The SFA have bungled their way into another embarrassing situation- unsure of their stance against racism.
On Monday Steve Clarke’s players will stand against racism before facing the Czech Republic, at Wembley they will be taking a knee alongside Gareth Southgate’s side before taking a stance against Croatia when they return to Hampden.
It seems like a Committee decision as the SFA react to various pressures with 25 out of their 26 man squad being white.
Almost every nation at the European Championships will take the knee. England fans have booed and jeered the gesture before friendly matches but that has only doubled the resolve of Gareth Southgate to ensure that his multi-racial squad tackle the issue full on.

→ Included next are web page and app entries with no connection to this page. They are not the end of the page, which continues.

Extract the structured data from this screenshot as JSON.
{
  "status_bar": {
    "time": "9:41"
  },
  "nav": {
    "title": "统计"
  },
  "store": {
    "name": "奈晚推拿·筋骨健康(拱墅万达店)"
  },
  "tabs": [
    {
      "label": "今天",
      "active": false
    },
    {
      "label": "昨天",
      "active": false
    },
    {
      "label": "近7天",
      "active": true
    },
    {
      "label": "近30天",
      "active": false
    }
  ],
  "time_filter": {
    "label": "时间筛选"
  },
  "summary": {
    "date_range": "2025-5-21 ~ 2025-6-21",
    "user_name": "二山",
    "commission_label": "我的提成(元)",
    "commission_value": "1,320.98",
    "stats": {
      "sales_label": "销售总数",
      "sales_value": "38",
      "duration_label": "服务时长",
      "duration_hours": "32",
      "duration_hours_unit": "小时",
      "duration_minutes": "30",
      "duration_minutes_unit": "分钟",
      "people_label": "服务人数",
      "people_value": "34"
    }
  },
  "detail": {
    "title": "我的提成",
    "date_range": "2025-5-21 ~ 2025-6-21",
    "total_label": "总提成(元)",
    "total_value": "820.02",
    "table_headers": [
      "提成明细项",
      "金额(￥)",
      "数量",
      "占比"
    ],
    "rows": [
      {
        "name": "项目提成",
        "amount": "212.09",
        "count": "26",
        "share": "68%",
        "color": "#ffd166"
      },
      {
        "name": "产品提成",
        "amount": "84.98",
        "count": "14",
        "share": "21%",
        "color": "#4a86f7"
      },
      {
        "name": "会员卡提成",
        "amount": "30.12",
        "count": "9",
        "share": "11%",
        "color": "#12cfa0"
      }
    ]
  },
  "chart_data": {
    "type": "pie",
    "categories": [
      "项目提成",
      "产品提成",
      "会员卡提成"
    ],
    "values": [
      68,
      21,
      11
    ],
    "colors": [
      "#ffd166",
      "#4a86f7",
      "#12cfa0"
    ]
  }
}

As we’ve seen over a multitude of issues leaderships is badly lacking inside the SFA, Scotland took the knee until anti-racism activists surfaced at Ibrox following a Europa League defeat from Slavia Prague.
Since they ditched Taking The Knee the SFA have been in a difficult situation with a botched attempt at showing their opposition to racism. No Scottish club has ever been punished for racist actions by supporters, in 2019 parts of Ibrox were closed for two Europa League matches as punishment for racist actions of home supporters.
Should the Scotland players Take The Knee?
Yes, shouldn't even be a discussion
No, the SFA have got this one right
On Thursday the SFA stated:
The Scotland Men’s National Team will continue to take a stand against racism prior to kick-off for all UEFA EURO 2020 matches.
The squad, coaching staff and backroom members will stand up to racism ahead of the Group D matches against Czech Republic, England and Croatia.
Andy Robertson, Scotland Men’s National Team captain:
“It is important we continue to tackle the issue of racism and raise awareness of the need to change people’s mindsets but also their behaviours. Prior to our World Cup qualifiers in March we spoke as a group and felt that taking a stand was the best way for us to show solidarity and also to reinforce the need for meaningful change in society.”
A day later after heavy criticism over their stand the Steve Clarke stated:
In light of divisive and inaccurate comments being perpetuated by individuals and groups, whose views we denounce in the strongest terms, we have reflected today as a group. We remain committed to our principles of taking a stand but we must also be unequivocal in condemning the opportunistic false narrative being presented by some.
We have therefore agreed that we will show solidarity with our counterparts in England, many of whom are team-mates of our own players, and who have found themselves on the receiving end of abuse from fans in recent international matches.
We will continue to take a stand – together, as one – for our matches at Hampden Park. For our match at Wembley, we will stand against racism and kneel against ignorance.
Andy Robertson added:
But it is also clear, given the events around the England national team, taking the knee in this tournament matters as a symbol of solidarity.
For this reason, we have collectively decided to again take the knee as a team for the fixture against England at Wembley Stadium.
The message from the SFA is as clear as mud but can be summarised that in Scotland they stand alongside their friends at Ibrox but rather than have that stance exposed at Wembley the players will take the knee.